The proposed changes to abortion law will allow abortion on demand, practically up to birth, discarding the rights of the preborn and denying their humanity, said Nathaniel Centre director Dr John Kleinsman.
Justice Minister Andrew Little announced on August 5 that the abortion law will be “modernised so it [abortion] is treated as a health issue rather than a crime”.
Dr Kleinsman said: “From a human and ethical point of view, the changes being signalled constitute a significant departure from the current law, enacted in 1977.
Notwithstanding the way in which it may have been interpreted, the law, as it stands, provides for statutory
protection of unborn human life, even though it qualifies this protection by balancing it against pregnant woman’s right to seek a lawful abortion in certain medical circumstances.”
The proposed law change, he said, is “only about the ‘right’ to an abortion”, doing away with the “tension” between the woman’s needs and rights of the unborn child.
“In effect, there is no longer any requirement to consider the rights of the unborn child — it basically removes those rights, rights which arise out of a shared humanity and which are inalienable,” Dr Kleinsman said.
“If we are going to have a robust debate about our abortion laws, we should be honest about what we are doing. That includes using language that acknowledges that a human life is at stake and that abortion, whatever
you might think about it, is a procedure that ends a human life — full stop. There are always at least two human lives involved,” he said.
“At the same time, we acknowledge the human complexities associated with choosing an abortion. It is a fact that, too often, a woman has an abortion because
afraid of the poverty, shame, lack of support and isolation. While we resolutely advocate for the rights of unborn children, we must also keep to the fore the desperation that many parents find themselves in and
seek to establish remedies,” Dr Kleinsman added.
“Many Catholic organisations and others are there to support families, including mothers alone with children. We recognise the dignity of all lives involved,” he pointed out.
Under the current law, abortion is a crime unless two doctors agree that the pregnancy would put the woman in physical or mental danger (in most of the cases).
The proposed law removes this requirement for women who are pregnant for not more than 20 weeks, while women who are more than 20 weeks pregnant need to see only one doctor who will determine whether abortion is “appropriate”.
“This ‘test’ will undoubtedly make late-term abortions more accessible as it significantly lowers the bar for eligibility,” Dr Kleinsman said.
Voice for Life communications manager Bernard Moran said, “the baby now has no status whatsoever. He or she becomes ‘medical waste’ after the abortion”.
“Up until 14 weeks, abortions can be carried out by the suction method, but then the baby becomes too developed, so the dilation and evacuation method is used.

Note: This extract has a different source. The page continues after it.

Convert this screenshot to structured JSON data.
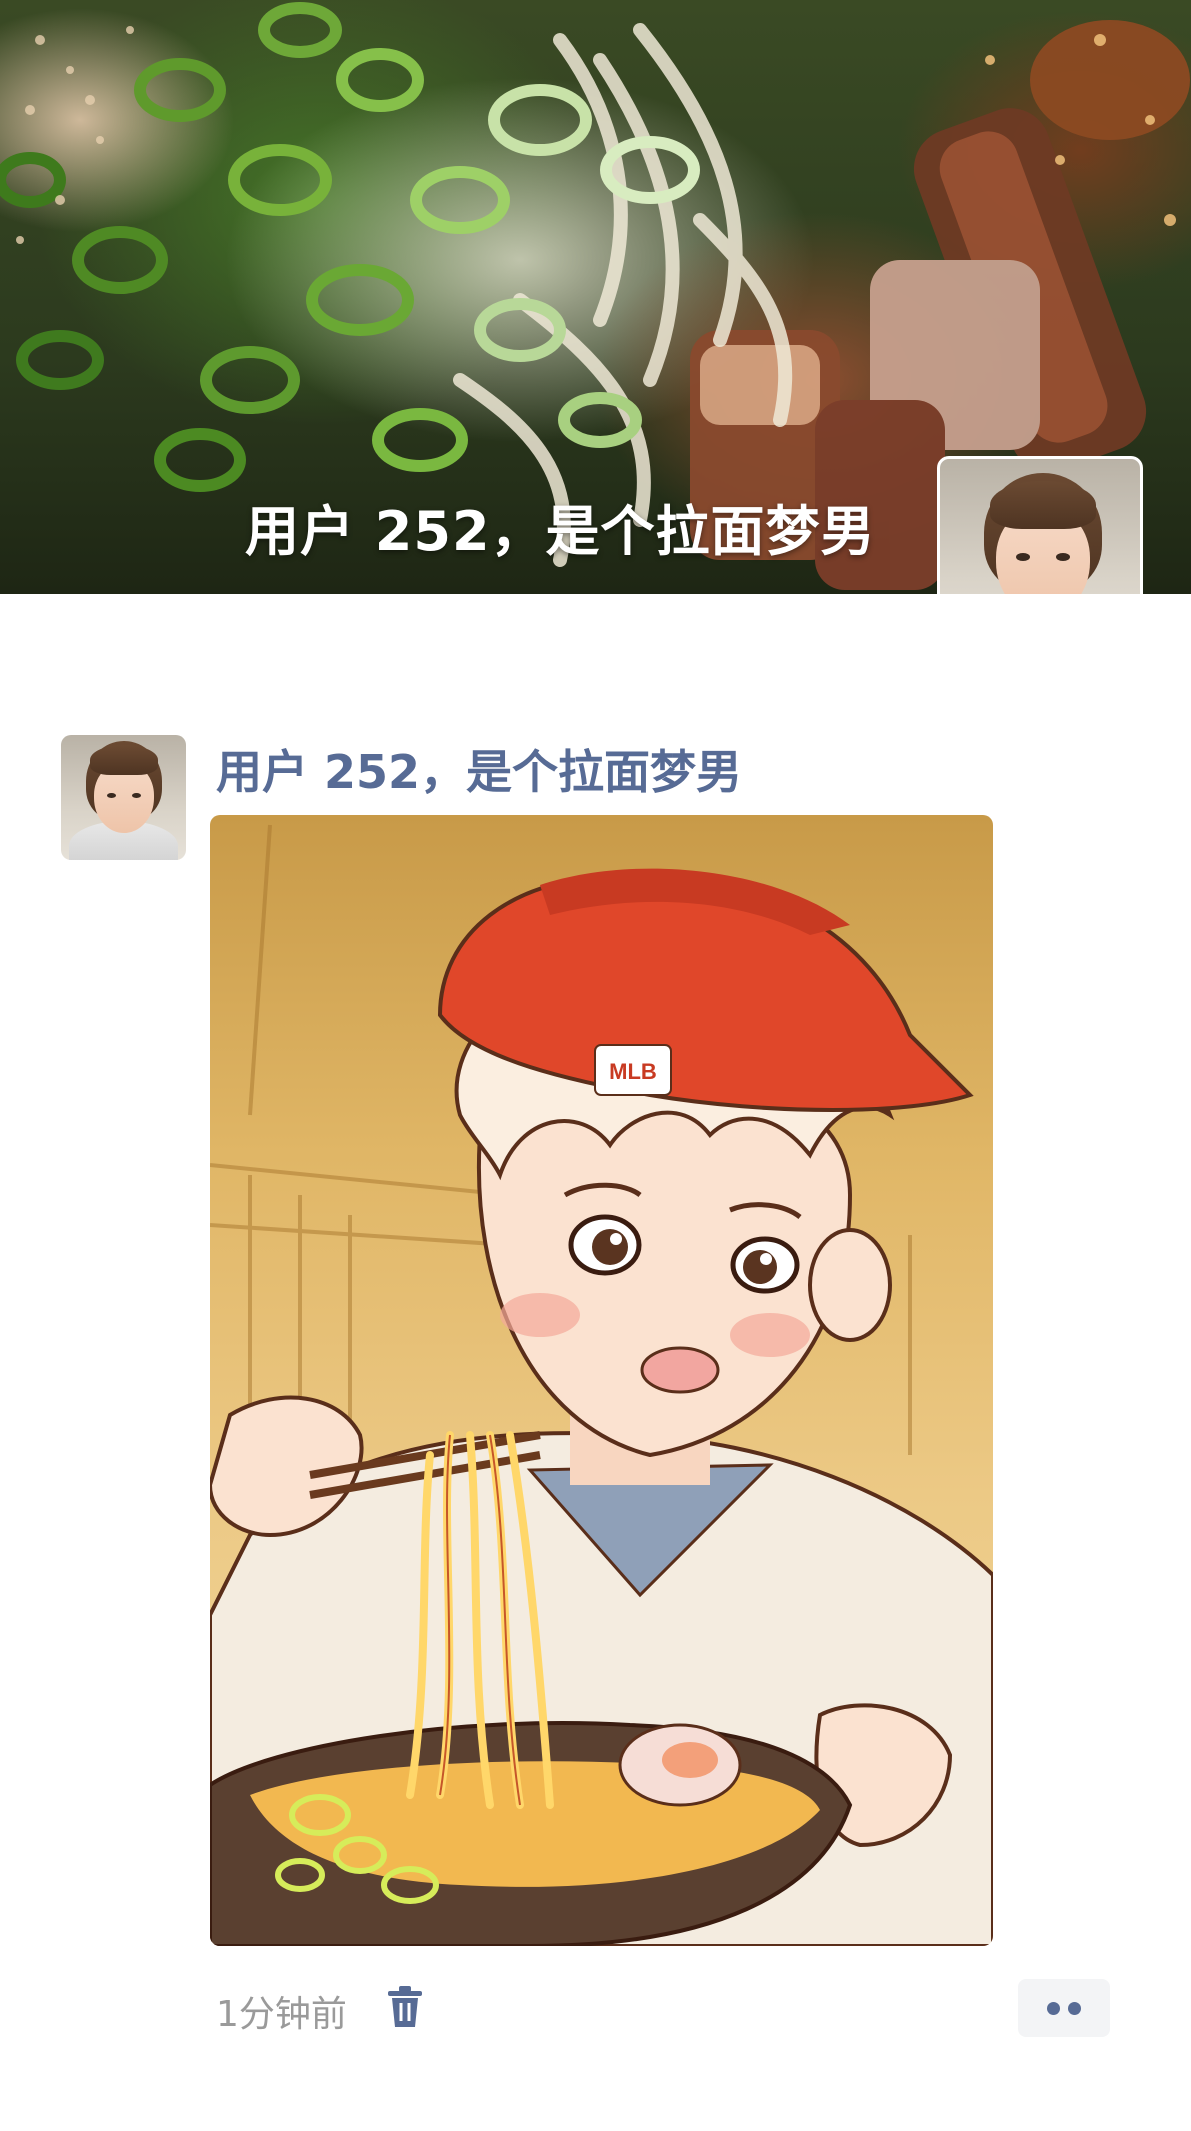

This involves dismembering the baby and crushing the skull. The nurses then re-assemble the baby to ensure no tissue is left behind, that could cause dangerous infection,” Mr Moran explained.
Another provision questioned by VFL is one that will “enable a regulation-making power to set up safe areas around specific abortion facilities, on a case-by-case basis”.
Mr Moran said this means a ban on “sidewalk counselling up to 150 metres from a clinic or hospital”.
“Three volunteers belonging to our Napier branch have saved 37 babies when their mothers stopped to talk and were offered support.”
Without their presence, those babies would be dead, Mr Moran added.
Right to Life spokesperson Ken Orr called the bill an unprecedented attack on women and the unborn disguised as health care.
“Pregnancy is not a disease and abortion is not health care. This bill constitutes an increasingly lethal attack on the family, by attacking and killing its weakest and most vulnerable members, our unborn children,” Mr Orr said.
The bill also proposed the transfer of oversight of abortion services from the Abortion Supervisory Committee to the Ministry of Health.
The bill introduced by Mr Little was scheduled to have its first reading on August 8. It is being treated as a conscience issue. Members of the Parliament will be able to cast their votes independently at each stage of the bill’s progression.
“The bill has been carefully considered and we will be proposing that Parliament establish a special select committee to hear the public’s views. It is now a matter for Parliament and the public,” Mr Little said.